Flaming: A New Weed Control Tool in Organic Crops

Flaming: A New Weed Control Tool in Organic Crops

June 19, 2009

In 2006 Nebraska ranked 9th nationally in certified organic crop acres (80,000) and 10th in certified organic pasture acres (20,000). Of all agronomic crops, the top ones were

  • wheat (20,000 acres)
  • corn (15,000 acres)
  • soybeans (10,000 acres)
  • alfalfa (10,000 acres)

Currently, organic food sales total $15 billion (2.5% of the food market). Interest in organic crop production is increasing among farmers and industry and additional farmland is shifting to organic production — about 4 million acres nationwide. As this market grows, so does the need to develop or extend efficient pest control methods.

Organic Weed Management

Organic producers rank weeds as their number one problem. Hand weeding and cultivation are the most popular physical methods used by organic growers for weed control; however, hand weeding is becoming cost prohibitive and repeated cultivation increases the chance for soil erosion and promotes emergence of new weed flushes.

In addition, only a few organic herbicides are approved for use in organic production, and they are expensive, costing as much as $1000 an acre. An alternative weed contol option -- using propane for flame weeding -- is being studied by UNL.

Flaming

During the flaming process, heat from the flame is transferred to the plant tissues, increasing the thermal energy of the plant cells and resulting in coagulation of cell proteins if the temperature is above 50°C. Furthermore, exposing plant tissue to a temperature of about 100°C for a split second (0.1 second) can result in cell membrane rupture, resulting in loss of water and plant death.

UNL Flaming Research

Learn More

about UNL research on organic farming practices for Nebraska.
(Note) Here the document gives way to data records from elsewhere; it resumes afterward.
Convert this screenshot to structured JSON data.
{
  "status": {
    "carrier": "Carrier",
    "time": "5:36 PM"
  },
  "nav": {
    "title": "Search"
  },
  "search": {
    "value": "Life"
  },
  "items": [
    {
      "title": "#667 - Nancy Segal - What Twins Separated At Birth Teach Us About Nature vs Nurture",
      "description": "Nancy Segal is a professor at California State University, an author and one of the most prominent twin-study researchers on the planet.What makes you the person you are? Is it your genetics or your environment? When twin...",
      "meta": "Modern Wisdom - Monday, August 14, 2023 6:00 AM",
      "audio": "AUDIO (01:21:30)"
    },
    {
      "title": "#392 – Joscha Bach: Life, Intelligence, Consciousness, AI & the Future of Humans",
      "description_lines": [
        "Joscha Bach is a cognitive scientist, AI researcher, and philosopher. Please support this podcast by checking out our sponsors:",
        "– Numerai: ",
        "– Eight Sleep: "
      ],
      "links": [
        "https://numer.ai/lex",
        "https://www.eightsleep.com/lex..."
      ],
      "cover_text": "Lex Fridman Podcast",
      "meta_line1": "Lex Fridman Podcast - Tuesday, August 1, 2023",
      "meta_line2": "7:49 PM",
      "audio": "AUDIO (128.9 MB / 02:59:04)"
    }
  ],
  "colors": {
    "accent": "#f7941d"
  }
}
See UNL's Organic Working Group Web site for descriptions, photos, and further information for producers, consumers and researchers.

To learn how to optimize flaming as a weed control tool, we are conducting a series of experiments to obtain baseline information on crop and weed tolerance to broadcast flaming in Nebraska. A PhD graduate student, Santiago Ulloa, is studying and describing the dose response curves of propane for control of 12 major weed species and tolerance of six major agronomic crops. We believe that, depending on the desired level of weed control or tolerable crop injury level, a propane dose could be selected to either control the weed or reduce its growth, offsetting its competitive ability against the crop.

We use a custom built flamer mounted on an ATV. It uses propane and produces open flames. Four burners (LT 2x8) are placed 30 cm apart.

Based on the first year of data, broadleaf weeds and broadleaf crops were more susceptible to flaming than grassy species. About 80% control was achieved with a propane rate of 4 gallons per acre (GPA) for velvetleaf and pigweed, compared to using 8 GPA for barnyardgrass and 7 GPA for green foxtail. Barnyardgrass and green foxtail were not completedly killed and plants regrew in three to four weeks. Despite the regrowth, flaming provided early season control of both grassy species by severely reducing their growth, offsetting their competitive ability against the crop.

Similarly, corn and sorghum were less susceptible to flaming than soybean and sunflower. This difference likely results from the physical positioning of the species' growing point at the time of flaming. The growing point in broadleaf species was aboveground and exposed to the flame. In contrast, the growing point of grassy species during early growth stages was belowground and protected from the flame.

From a practical standpoint, flaming could be a very effective tool for managing broadleaf weeds and suppressing early season grass growth. Of all crops tested, broadcast flaming has the most potential for use in field corn.

We are continuing this research this summer. For more information contact the author at 402-584-3808 or email him at sknezevic2@unl.edu.

Stevan Knezevic, Extension Weeds Specialist
Haskell Agricultural Laboratory, Concord